The Thinking Quadrant: Turning Daydreams Into Strategies

Descartes said, “I think, therefore I am.” Since we are thinking, Descartes asserted, we must certainly exist.

But it is also true: I think better, therefore I become better.

Effective thinking is the strong foundation for everything that happens. It’s where dreams and plans begin. Thinking casts a vision and then comes up with a way to turn the vision into reality. And it can take you from good to better, better to best….and beyond.

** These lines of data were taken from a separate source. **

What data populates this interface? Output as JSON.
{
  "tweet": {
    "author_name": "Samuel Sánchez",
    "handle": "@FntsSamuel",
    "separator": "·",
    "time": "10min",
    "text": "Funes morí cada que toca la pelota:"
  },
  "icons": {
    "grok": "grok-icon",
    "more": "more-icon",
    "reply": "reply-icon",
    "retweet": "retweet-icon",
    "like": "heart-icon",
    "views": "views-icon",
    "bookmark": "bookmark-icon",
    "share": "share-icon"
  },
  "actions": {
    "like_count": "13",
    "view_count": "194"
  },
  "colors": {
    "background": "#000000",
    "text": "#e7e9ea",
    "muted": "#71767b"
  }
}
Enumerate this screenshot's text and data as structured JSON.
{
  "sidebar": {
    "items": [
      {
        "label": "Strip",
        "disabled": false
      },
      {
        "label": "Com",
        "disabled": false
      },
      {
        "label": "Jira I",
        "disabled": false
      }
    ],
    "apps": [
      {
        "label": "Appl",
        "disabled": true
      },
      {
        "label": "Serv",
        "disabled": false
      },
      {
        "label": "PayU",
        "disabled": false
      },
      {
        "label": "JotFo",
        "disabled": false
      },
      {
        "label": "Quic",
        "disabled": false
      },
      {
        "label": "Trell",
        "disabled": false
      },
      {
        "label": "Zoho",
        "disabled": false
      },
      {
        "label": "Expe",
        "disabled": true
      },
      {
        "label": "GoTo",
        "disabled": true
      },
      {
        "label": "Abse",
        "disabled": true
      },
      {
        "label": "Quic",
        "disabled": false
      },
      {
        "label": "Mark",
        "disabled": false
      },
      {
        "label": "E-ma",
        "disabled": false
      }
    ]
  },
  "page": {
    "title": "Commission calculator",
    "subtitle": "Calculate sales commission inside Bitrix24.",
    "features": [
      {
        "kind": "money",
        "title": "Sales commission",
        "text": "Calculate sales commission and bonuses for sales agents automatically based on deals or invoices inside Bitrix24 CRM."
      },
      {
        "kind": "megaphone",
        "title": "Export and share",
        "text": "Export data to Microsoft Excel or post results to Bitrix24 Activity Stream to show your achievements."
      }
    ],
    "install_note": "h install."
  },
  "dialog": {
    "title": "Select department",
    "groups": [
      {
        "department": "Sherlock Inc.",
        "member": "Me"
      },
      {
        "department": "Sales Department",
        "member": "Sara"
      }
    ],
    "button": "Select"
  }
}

In my new book, The Potential Principle, I’ll help you become the very best you can be both personally and professionally by teaching you about metacognition — thinking about thinking. We’ll explore the powerful thinking quadrant of the Potential Matrix, and I’ll show you how to improve your thought life in order to improve yourself. Then you can apply enhanced thinking to the other areas of the grid — the performing quadrant, the learning quadrant, and the reflecting quadrant — for further growth.

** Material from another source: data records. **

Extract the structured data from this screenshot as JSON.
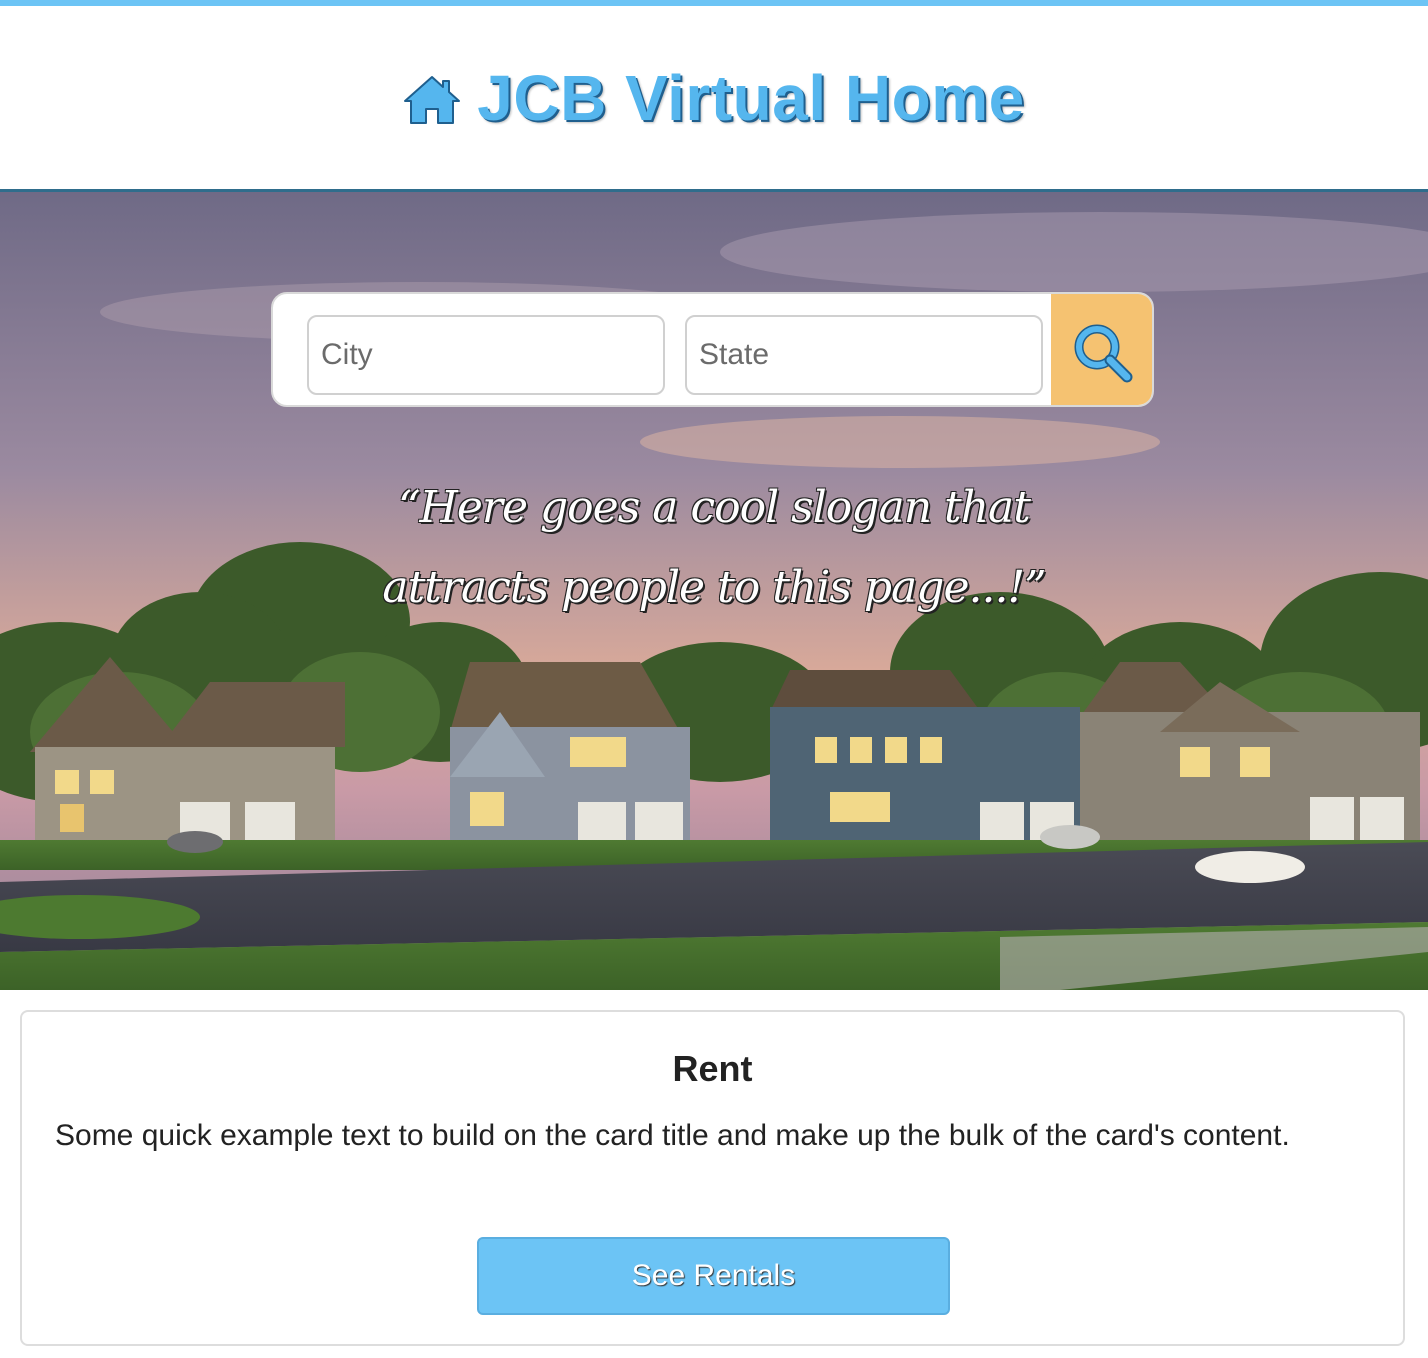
{
  "header": {
    "brand_icon": "home-icon",
    "title": "JCB Virtual Home",
    "accent_color": "#55b6ee"
  },
  "search": {
    "city_placeholder": "City",
    "city_value": "",
    "state_placeholder": "State",
    "state_value": "",
    "button_icon": "search-icon",
    "button_color": "#f5c271"
  },
  "hero": {
    "slogan_line1": "“Here goes a cool slogan that",
    "slogan_line2": "attracts people to this page...!”"
  },
  "card": {
    "title": "Rent",
    "text": "Some quick example text to build on the card title and make up the bulk of the card's content.",
    "button_label": "See Rentals",
    "button_color": "#6cc4f5"
  }
}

Thinking isn’t easy, but what truly important things are? Henry Ford said it was the hardest work there is, and that’s probably why many people don’t do it. But intentional and correct thinking offers great benefits. It’s well worth the time and effort you put into it.

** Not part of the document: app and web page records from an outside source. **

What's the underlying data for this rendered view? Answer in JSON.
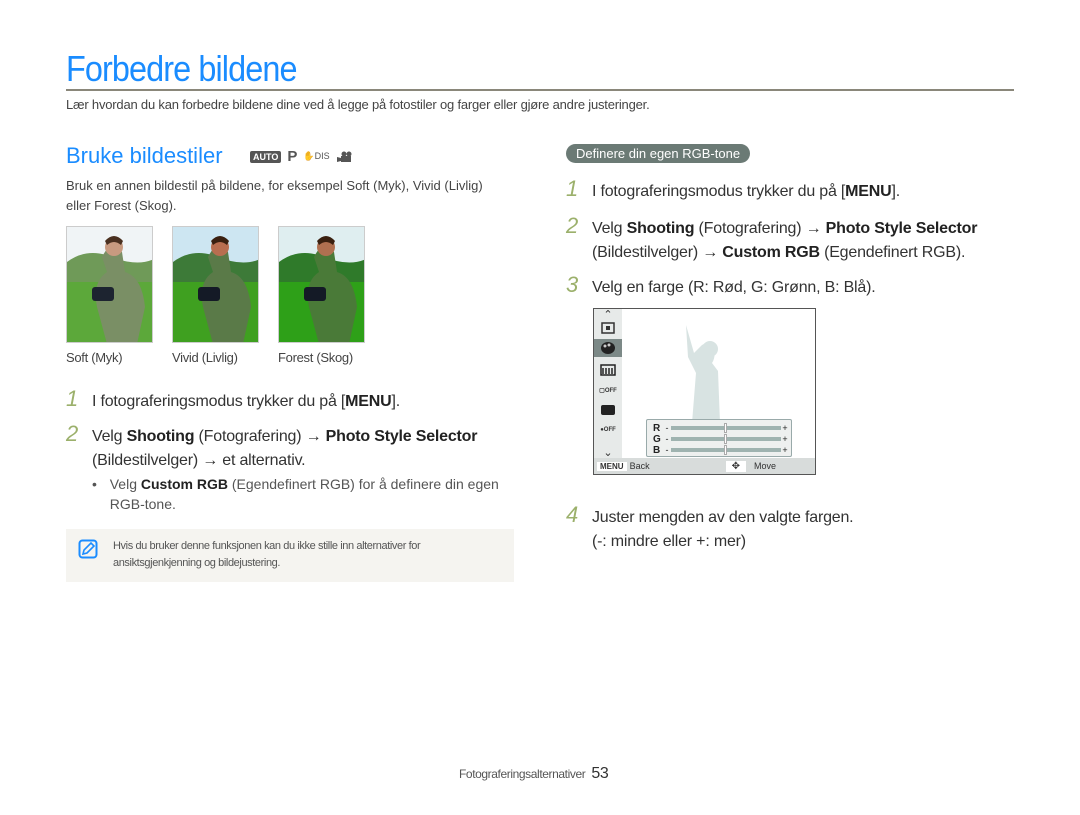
{
  "page": {
    "title": "Forbedre bildene",
    "intro": "Lær hvordan du kan forbedre bildene dine ved å legge på fotostiler og farger eller gjøre andre justeringer."
  },
  "left": {
    "section_title": "Bruke bildestiler",
    "mode_icons": [
      "auto-mode-icon",
      "program-mode-icon",
      "dual-is-icon",
      "movie-mode-icon"
    ],
    "mode_labels": {
      "auto": "AUTO",
      "p": "P",
      "dis": "DIS"
    },
    "description": "Bruk en annen bildestil på bildene, for eksempel Soft (Myk), Vivid (Livlig) eller Forest (Skog).",
    "thumbnails": [
      {
        "caption": "Soft (Myk)"
      },
      {
        "caption": "Vivid (Livlig)"
      },
      {
        "caption": "Forest (Skog)"
      }
    ],
    "steps": [
      {
        "num": "1",
        "pre": "I fotograferingsmodus trykker du på [",
        "key": "MENU",
        "post": "]."
      },
      {
        "num": "2",
        "pre": "Velg ",
        "b1": "Shooting",
        "mid1": " (Fotografering) → ",
        "b2": "Photo Style Selector",
        "line2": "(Bildestilvelger) → et alternativ."
      }
    ],
    "bullet": {
      "pre": "Velg ",
      "bold": "Custom RGB",
      "post": " (Egendefinert RGB) for å definere din egen RGB-tone."
    },
    "note": "Hvis du bruker denne funksjonen kan du ikke stille inn alternativer for ansiktsgjenkjenning og bildejustering."
  },
  "right": {
    "pill": "Definere din egen RGB-tone",
    "steps": [
      {
        "num": "1",
        "pre": "I fotograferingsmodus trykker du på [",
        "key": "MENU",
        "post": "]."
      },
      {
        "num": "2",
        "pre": "Velg ",
        "b1": "Shooting",
        "mid1": " (Fotografering) → ",
        "b2": "Photo Style Selector",
        "line2_pre": "(Bildestilvelger) → ",
        "line2_bold": "Custom RGB",
        "line2_post": " (Egendefinert RGB)."
      },
      {
        "num": "3",
        "text": "Velg en farge (R: Rød, G: Grønn, B: Blå)."
      },
      {
        "num": "4",
        "text": "Juster mengden av den valgte fargen.",
        "line2": "(-: mindre eller +: mer)"
      }
    ],
    "screen": {
      "menu_key": "MENU",
      "back_label": "Back",
      "move_label": "Move",
      "sliders": [
        {
          "label": "R",
          "value": 0.5
        },
        {
          "label": "G",
          "value": 0.5
        },
        {
          "label": "B",
          "value": 0.5
        }
      ],
      "minus": "-",
      "plus": "+"
    }
  },
  "footer": {
    "section": "Fotograferingsalternativer",
    "page_number": "53"
  }
}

There are many ways to think more effectively, creatively, and productively, and I’ll share them in the book. Here’s one for starters:

Stimulate your mind, and then capture your ideas.

Do what it takes to get your brain in gear, whether it’s a strong cup of coffee, a brisk walk outdoors, or a challenging book on an unfamiliar subject. Seek out good conversation. Expose yourself to fresh perspectives and diverse opinions, to help you look at things differently and form new connections.

Find a place that’s conducive to thinking, and go there regularly. Give your mind free rein, and let your thoughts flow.

When ideas come, jot them down. Don’t try to evaluate them right away. That stifles imagination. Write down whatever comes to mind, or make a note on your cell phone, so you’ll be able to recall it later. Some of your ideas may seem great at first, but not so great later. Others that don’t seem like much initially may develop into awesome ideas over time.

Of course, thinking is about more than just coming up with ideas. Thinking also builds that path that turns abstract concepts into concrete results.

Good thinking will help you envision what you want to achieve in life and prevent you from making poor choices. Done well, thinking is a serious competitive advantage.

So find ways to stimulate your mind. Record the ideas that come to you. Then evaluate them, pick some good ones, and put them into action.

Order The Potential Principle at http://bit.ly/potentialprinciple.

New York Times bestselling author Mark Sanborn’s new book The Potential Principle: A Proven System for Closing the Gap Between How Good You Are and How Good You Could Be is scheduled to release September 5, 2017 and provides a map and method for becoming better than best. By identifying the four key areas in which growth is possible — thinking, performing, learning, and reflecting — and applying the four tools of improvement in those areas — disrupt, refocus, engage, and expand — Sanborn reveals the secret for achieving breakthrough improvement in any area of life. Mark is president of Sanborn and Associates Inc., an idea studio dedicated to developing leaders in business and in life. He is a noted authority and an in-demand speaker on leadership, customer service, and extraordinary performance. To book Mark and share the message of The Potential Principle with your team, please contact Helen Broder at helen@marksanborn.com or (910) 256–3495.